This paper analyses a hearing-impaired Protestant community in urban China and seeks to problematise concepts such as Chinese Christianity or Chinese Christianities by revealing the extent to which this particular community has its own contextualised Protestant message. Based on ethnographic data generated over a twelve month period in a group of churches in urban Huadong, I will argue that while the message of this particular group is highly contextualised, the community has extensive national and transnational ties, linking it to a range of Protestant groups both within and outside mainland China. These ties and the way in which they help to shape this particular congregation demonstrate that it is problematic to attempt to separate Protestant groups from the global Protestant context.

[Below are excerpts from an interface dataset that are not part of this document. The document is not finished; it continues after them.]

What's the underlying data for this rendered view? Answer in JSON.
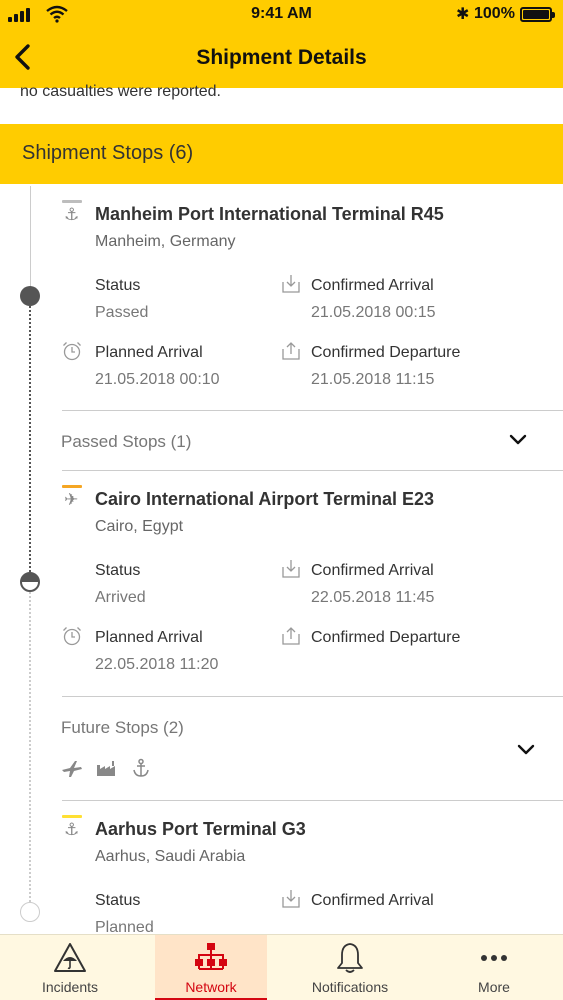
{
  "status_bar": {
    "time": "9:41 AM",
    "battery": "100%"
  },
  "header": {
    "title": "Shipment Details"
  },
  "content_snippet": "no casualties were reported.",
  "section": {
    "title": "Shipment Stops (6)"
  },
  "stops": [
    {
      "name": "Manheim Port International Terminal R45",
      "location": "Manheim, Germany",
      "icon": "anchor-icon",
      "status_label": "Status",
      "status_value": "Passed",
      "confirmed_arrival_label": "Confirmed Arrival",
      "confirmed_arrival_value": "21.05.2018 00:15",
      "planned_arrival_label": "Planned Arrival",
      "planned_arrival_value": "21.05.2018 00:10",
      "confirmed_departure_label": "Confirmed Departure",
      "confirmed_departure_value": "21.05.2018 11:15"
    },
    {
      "name": "Cairo International Airport Terminal E23",
      "location": "Cairo, Egypt",
      "icon": "plane-icon",
      "status_label": "Status",
      "status_value": "Arrived",
      "confirmed_arrival_label": "Confirmed Arrival",
      "confirmed_arrival_value": "22.05.2018 11:45",
      "planned_arrival_label": "Planned Arrival",
      "planned_arrival_value": "22.05.2018 11:20",
      "confirmed_departure_label": "Confirmed Departure",
      "confirmed_departure_value": ""
    },
    {
      "name": "Aarhus Port Terminal G3",
      "location": "Aarhus, Saudi Arabia",
      "icon": "anchor-icon",
      "status_label": "Status",
      "status_value": "Planned",
      "confirmed_arrival_label": "Confirmed Arrival",
      "confirmed_arrival_value": ""
    }
  ],
  "groups": {
    "passed": {
      "label": "Passed Stops (1)"
    },
    "future": {
      "label": "Future Stops (2)",
      "icons": [
        "plane-icon",
        "factory-icon",
        "anchor-icon"
      ]
    }
  },
  "colors": {
    "brand_yellow": "#FFCC00",
    "brand_red": "#D40511",
    "bar_passed": "#BDBDBD",
    "bar_current": "#F5A623",
    "bar_future": "#FFE033"
  },
  "tabs": [
    {
      "label": "Incidents",
      "icon": "warning-umbrella-icon"
    },
    {
      "label": "Network",
      "icon": "network-icon",
      "active": true
    },
    {
      "label": "Notifications",
      "icon": "bell-icon"
    },
    {
      "label": "More",
      "icon": "more-dots-icon"
    }
  ]
}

This study, therefore, furthers our understanding of the nature of the Protestant community in one localised urban locale.
|Publication status||Published - 2014|
|Event||The Glocalisation of Christianity in China - The University of Manchester, Manchester, United Kingdom|
Duration: 15 May 2014 → 16 May 2014
|Conference||The Glocalisation of Christianity in China|
|Period||15/05/14 → 16/05/14|
- Chinese Christianity
- Deaf culture